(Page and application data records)
☆ ☆ ☆

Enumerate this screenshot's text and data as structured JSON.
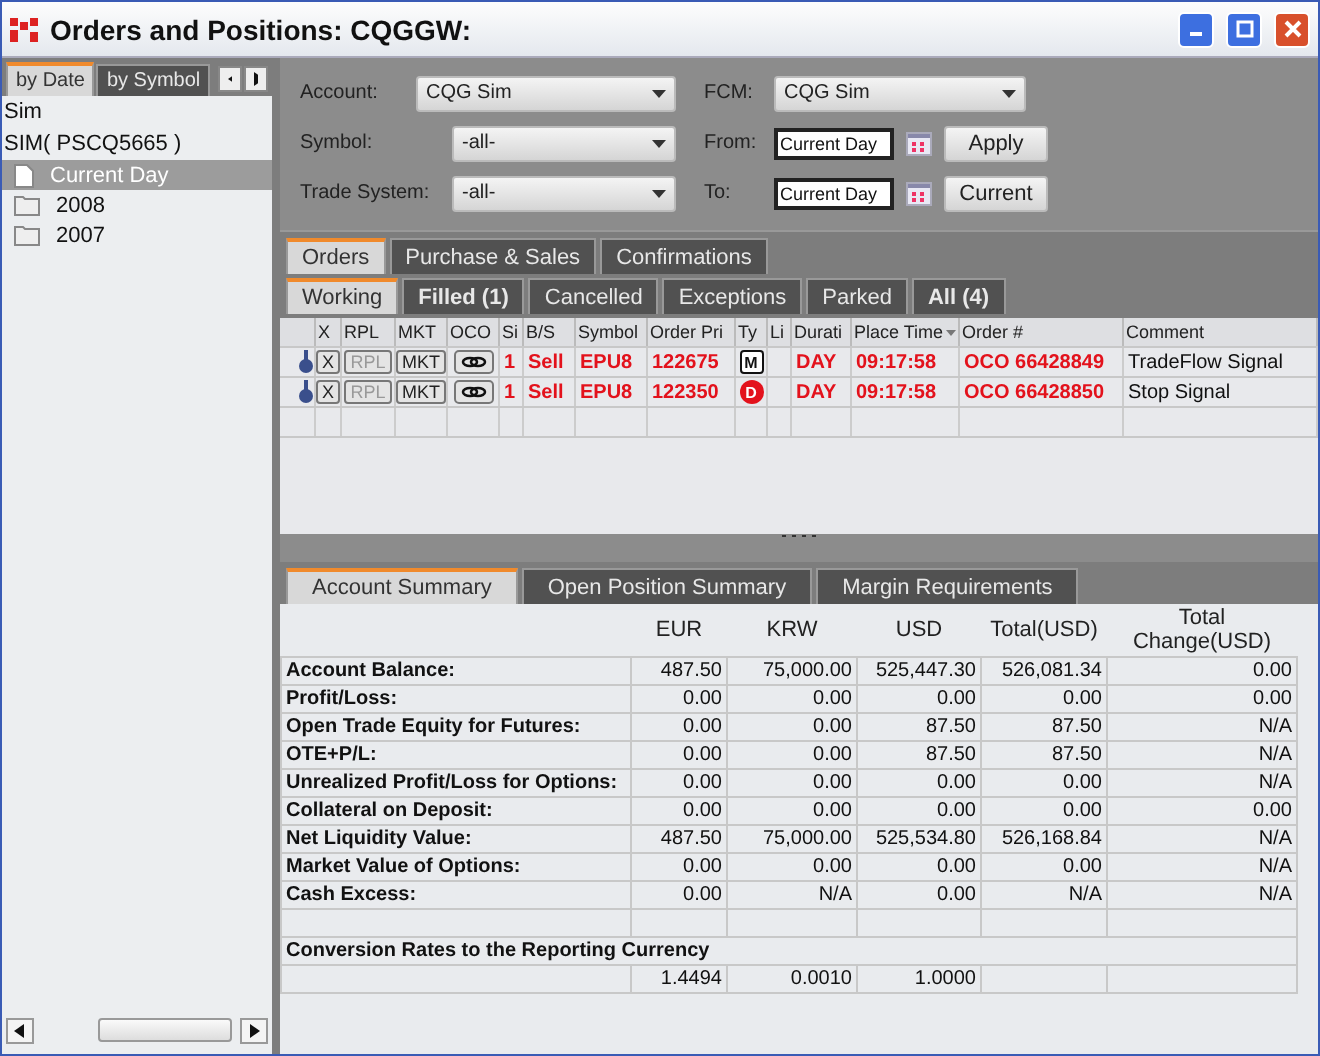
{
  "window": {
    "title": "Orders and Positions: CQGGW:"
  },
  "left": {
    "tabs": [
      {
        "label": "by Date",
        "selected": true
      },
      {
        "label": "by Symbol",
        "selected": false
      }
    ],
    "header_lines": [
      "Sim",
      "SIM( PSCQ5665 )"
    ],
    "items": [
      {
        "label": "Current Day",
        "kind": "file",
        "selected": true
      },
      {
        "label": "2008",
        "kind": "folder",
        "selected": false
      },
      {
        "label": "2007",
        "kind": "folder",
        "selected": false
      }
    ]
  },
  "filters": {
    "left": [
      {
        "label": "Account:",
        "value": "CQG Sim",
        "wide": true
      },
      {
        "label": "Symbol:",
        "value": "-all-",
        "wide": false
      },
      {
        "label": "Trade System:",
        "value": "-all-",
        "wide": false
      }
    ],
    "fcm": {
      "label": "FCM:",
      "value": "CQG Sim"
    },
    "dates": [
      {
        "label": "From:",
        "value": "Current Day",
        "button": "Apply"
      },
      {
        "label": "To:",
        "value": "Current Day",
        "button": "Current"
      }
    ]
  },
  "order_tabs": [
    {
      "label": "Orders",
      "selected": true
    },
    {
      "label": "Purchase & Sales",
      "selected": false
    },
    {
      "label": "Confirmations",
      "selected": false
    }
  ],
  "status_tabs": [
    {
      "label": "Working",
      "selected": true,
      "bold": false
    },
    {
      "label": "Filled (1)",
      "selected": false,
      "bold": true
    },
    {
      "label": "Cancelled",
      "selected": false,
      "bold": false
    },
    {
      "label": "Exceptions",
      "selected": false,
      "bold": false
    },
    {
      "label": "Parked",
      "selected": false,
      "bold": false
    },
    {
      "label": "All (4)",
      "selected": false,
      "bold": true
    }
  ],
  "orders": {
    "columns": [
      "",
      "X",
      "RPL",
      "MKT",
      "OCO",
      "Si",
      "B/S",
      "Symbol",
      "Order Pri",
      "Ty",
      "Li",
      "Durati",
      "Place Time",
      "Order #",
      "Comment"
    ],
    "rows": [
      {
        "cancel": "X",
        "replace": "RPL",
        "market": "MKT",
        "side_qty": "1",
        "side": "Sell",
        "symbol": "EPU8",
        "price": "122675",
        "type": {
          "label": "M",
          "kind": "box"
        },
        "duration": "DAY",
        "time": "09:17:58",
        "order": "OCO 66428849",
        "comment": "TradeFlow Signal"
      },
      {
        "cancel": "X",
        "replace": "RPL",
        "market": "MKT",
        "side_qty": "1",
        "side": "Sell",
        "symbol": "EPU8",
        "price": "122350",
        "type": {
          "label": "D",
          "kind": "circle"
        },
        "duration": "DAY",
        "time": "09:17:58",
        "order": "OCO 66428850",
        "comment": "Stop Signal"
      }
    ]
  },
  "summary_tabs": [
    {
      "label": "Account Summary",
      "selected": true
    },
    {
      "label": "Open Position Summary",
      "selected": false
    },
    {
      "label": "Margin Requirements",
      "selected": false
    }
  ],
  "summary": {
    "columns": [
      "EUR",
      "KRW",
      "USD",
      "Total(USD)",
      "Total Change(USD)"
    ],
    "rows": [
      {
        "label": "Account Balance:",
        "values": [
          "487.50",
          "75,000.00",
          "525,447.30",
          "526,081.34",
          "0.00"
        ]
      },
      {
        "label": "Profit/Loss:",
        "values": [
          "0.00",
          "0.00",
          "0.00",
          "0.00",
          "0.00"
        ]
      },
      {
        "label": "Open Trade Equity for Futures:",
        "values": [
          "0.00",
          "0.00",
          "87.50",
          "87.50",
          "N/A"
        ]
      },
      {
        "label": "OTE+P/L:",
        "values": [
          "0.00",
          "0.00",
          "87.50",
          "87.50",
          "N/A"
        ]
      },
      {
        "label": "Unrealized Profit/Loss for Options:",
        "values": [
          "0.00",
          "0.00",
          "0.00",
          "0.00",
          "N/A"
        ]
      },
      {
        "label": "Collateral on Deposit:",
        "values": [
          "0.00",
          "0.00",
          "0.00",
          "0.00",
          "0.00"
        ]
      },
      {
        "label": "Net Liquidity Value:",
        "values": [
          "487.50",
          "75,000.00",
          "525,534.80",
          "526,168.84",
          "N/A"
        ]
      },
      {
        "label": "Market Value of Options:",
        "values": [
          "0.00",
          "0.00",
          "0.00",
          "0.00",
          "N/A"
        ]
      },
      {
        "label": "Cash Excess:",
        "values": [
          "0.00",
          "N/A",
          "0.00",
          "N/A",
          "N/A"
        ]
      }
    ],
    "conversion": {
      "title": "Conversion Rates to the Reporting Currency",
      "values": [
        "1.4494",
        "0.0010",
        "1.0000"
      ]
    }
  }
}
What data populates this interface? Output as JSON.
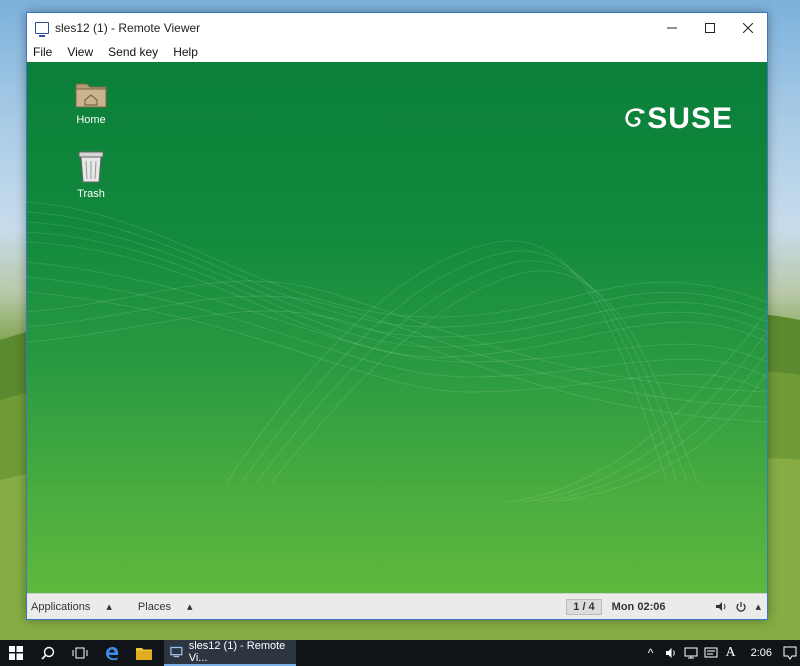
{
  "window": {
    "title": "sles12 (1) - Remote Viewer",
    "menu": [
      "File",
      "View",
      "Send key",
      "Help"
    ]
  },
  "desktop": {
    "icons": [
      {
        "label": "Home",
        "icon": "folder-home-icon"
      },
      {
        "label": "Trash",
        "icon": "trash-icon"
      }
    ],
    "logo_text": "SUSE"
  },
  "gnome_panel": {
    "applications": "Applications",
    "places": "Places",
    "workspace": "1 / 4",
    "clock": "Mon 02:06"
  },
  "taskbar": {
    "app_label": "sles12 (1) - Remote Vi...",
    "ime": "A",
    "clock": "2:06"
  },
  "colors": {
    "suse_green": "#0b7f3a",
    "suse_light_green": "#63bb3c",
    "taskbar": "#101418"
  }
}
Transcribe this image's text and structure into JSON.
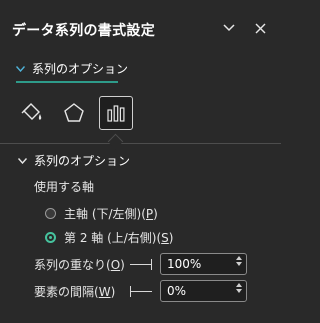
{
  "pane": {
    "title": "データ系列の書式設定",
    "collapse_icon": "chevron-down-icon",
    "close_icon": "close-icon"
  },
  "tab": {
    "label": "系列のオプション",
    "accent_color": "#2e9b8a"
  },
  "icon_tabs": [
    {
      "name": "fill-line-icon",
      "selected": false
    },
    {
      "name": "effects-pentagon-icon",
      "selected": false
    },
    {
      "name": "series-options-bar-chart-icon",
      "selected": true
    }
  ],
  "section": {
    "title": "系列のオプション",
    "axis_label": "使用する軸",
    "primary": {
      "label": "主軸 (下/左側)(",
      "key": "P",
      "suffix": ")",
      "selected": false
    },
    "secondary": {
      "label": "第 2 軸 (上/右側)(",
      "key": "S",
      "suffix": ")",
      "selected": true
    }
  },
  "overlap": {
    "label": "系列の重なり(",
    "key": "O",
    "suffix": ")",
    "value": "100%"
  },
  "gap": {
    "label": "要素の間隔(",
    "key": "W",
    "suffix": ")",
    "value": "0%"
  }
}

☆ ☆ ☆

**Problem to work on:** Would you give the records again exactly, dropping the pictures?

**Exercise response:**
Enumerate this screenshot's text and data as structured JSON.
{
  "window": {
    "title": "Orders and Positions: CQGGW:"
  },
  "left": {
    "tabs": [
      {
        "label": "by Date",
        "selected": true
      },
      {
        "label": "by Symbol",
        "selected": false
      }
    ],
    "header_lines": [
      "Sim",
      "SIM( PSCQ5665 )"
    ],
    "items": [
      {
        "label": "Current Day",
        "kind": "file",
        "selected": true
      },
      {
        "label": "2008",
        "kind": "folder",
        "selected": false
      },
      {
        "label": "2007",
        "kind": "folder",
        "selected": false
      }
    ]
  },
  "filters": {
    "left": [
      {
        "label": "Account:",
        "value": "CQG Sim",
        "wide": true
      },
      {
        "label": "Symbol:",
        "value": "-all-",
        "wide": false
      },
      {
        "label": "Trade System:",
        "value": "-all-",
        "wide": false
      }
    ],
    "fcm": {
      "label": "FCM:",
      "value": "CQG Sim"
    },
    "dates": [
      {
        "label": "From:",
        "value": "Current Day",
        "button": "Apply"
      },
      {
        "label": "To:",
        "value": "Current Day",
        "button": "Current"
      }
    ]
  },
  "order_tabs": [
    {
      "label": "Orders",
      "selected": true
    },
    {
      "label": "Purchase & Sales",
      "selected": false
    },
    {
      "label": "Confirmations",
      "selected": false
    }
  ],
  "status_tabs": [
    {
      "label": "Working",
      "selected": true,
      "bold": false
    },
    {
      "label": "Filled (1)",
      "selected": false,
      "bold": true
    },
    {
      "label": "Cancelled",
      "selected": false,
      "bold": false
    },
    {
      "label": "Exceptions",
      "selected": false,
      "bold": false
    },
    {
      "label": "Parked",
      "selected": false,
      "bold": false
    },
    {
      "label": "All (4)",
      "selected": false,
      "bold": true
    }
  ],
  "orders": {
    "columns": [
      "",
      "X",
      "RPL",
      "MKT",
      "OCO",
      "Si",
      "B/S",
      "Symbol",
      "Order Pri",
      "Ty",
      "Li",
      "Durati",
      "Place Time",
      "Order #",
      "Comment"
    ],
    "rows": [
      {
        "cancel": "X",
        "replace": "RPL",
        "market": "MKT",
        "side_qty": "1",
        "side": "Sell",
        "symbol": "EPU8",
        "price": "122675",
        "type": {
          "label": "M",
          "kind": "box"
        },
        "duration": "DAY",
        "time": "09:17:58",
        "order": "OCO 66428849",
        "comment": "TradeFlow Signal"
      },
      {
        "cancel": "X",
        "replace": "RPL",
        "market": "MKT",
        "side_qty": "1",
        "side": "Sell",
        "symbol": "EPU8",
        "price": "122350",
        "type": {
          "label": "D",
          "kind": "circle"
        },
        "duration": "DAY",
        "time": "09:17:58",
        "order": "OCO 66428850",
        "comment": "Stop Signal"
      }
    ]
  },
  "summary_tabs": [
    {
      "label": "Account Summary",
      "selected": true
    },
    {
      "label": "Open Position Summary",
      "selected": false
    },
    {
      "label": "Margin Requirements",
      "selected": false
    }
  ],
  "summary": {
    "columns": [
      "EUR",
      "KRW",
      "USD",
      "Total(USD)",
      "Total Change(USD)"
    ],
    "rows": [
      {
        "label": "Account Balance:",
        "values": [
          "487.50",
          "75,000.00",
          "525,447.30",
          "526,081.34",
          "0.00"
        ]
      },
      {
        "label": "Profit/Loss:",
        "values": [
          "0.00",
          "0.00",
          "0.00",
          "0.00",
          "0.00"
        ]
      },
      {
        "label": "Open Trade Equity for Futures:",
        "values": [
          "0.00",
          "0.00",
          "87.50",
          "87.50",
          "N/A"
        ]
      },
      {
        "label": "OTE+P/L:",
        "values": [
          "0.00",
          "0.00",
          "87.50",
          "87.50",
          "N/A"
        ]
      },
      {
        "label": "Unrealized Profit/Loss for Options:",
        "values": [
          "0.00",
          "0.00",
          "0.00",
          "0.00",
          "N/A"
        ]
      },
      {
        "label": "Collateral on Deposit:",
        "values": [
          "0.00",
          "0.00",
          "0.00",
          "0.00",
          "0.00"
        ]
      },
      {
        "label": "Net Liquidity Value:",
        "values": [
          "487.50",
          "75,000.00",
          "525,534.80",
          "526,168.84",
          "N/A"
        ]
      },
      {
        "label": "Market Value of Options:",
        "values": [
          "0.00",
          "0.00",
          "0.00",
          "0.00",
          "N/A"
        ]
      },
      {
        "label": "Cash Excess:",
        "values": [
          "0.00",
          "N/A",
          "0.00",
          "N/A",
          "N/A"
        ]
      }
    ],
    "conversion": {
      "title": "Conversion Rates to the Reporting Currency",
      "values": [
        "1.4494",
        "0.0010",
        "1.0000"
      ]
    }
  }
}
What data populates this interface? Output as JSON.
{
  "window": {
    "title": "sles12 (1) - Remote Viewer",
    "menu": [
      "File",
      "View",
      "Send key",
      "Help"
    ]
  },
  "desktop": {
    "icons": [
      {
        "label": "Home",
        "icon": "folder-home-icon"
      },
      {
        "label": "Trash",
        "icon": "trash-icon"
      }
    ],
    "logo_text": "SUSE"
  },
  "gnome_panel": {
    "applications": "Applications",
    "places": "Places",
    "workspace": "1 / 4",
    "clock": "Mon 02:06"
  },
  "taskbar": {
    "app_label": "sles12 (1) - Remote Vi...",
    "ime": "A",
    "clock": "2:06"
  },
  "colors": {
    "suse_green": "#0b7f3a",
    "suse_light_green": "#63bb3c",
    "taskbar": "#101418"
  }
}
Transcribe this image's text and structure into JSON.
{
  "pane": {
    "title": "データ系列の書式設定",
    "collapse_icon": "chevron-down-icon",
    "close_icon": "close-icon"
  },
  "tab": {
    "label": "系列のオプション",
    "accent_color": "#2e9b8a"
  },
  "icon_tabs": [
    {
      "name": "fill-line-icon",
      "selected": false
    },
    {
      "name": "effects-pentagon-icon",
      "selected": false
    },
    {
      "name": "series-options-bar-chart-icon",
      "selected": true
    }
  ],
  "section": {
    "title": "系列のオプション",
    "axis_label": "使用する軸",
    "primary": {
      "label": "主軸 (下/左側)(",
      "key": "P",
      "suffix": ")",
      "selected": false
    },
    "secondary": {
      "label": "第 2 軸 (上/右側)(",
      "key": "S",
      "suffix": ")",
      "selected": true
    }
  },
  "overlap": {
    "label": "系列の重なり(",
    "key": "O",
    "suffix": ")",
    "value": "100%"
  },
  "gap": {
    "label": "要素の間隔(",
    "key": "W",
    "suffix": ")",
    "value": "0%"
  }
}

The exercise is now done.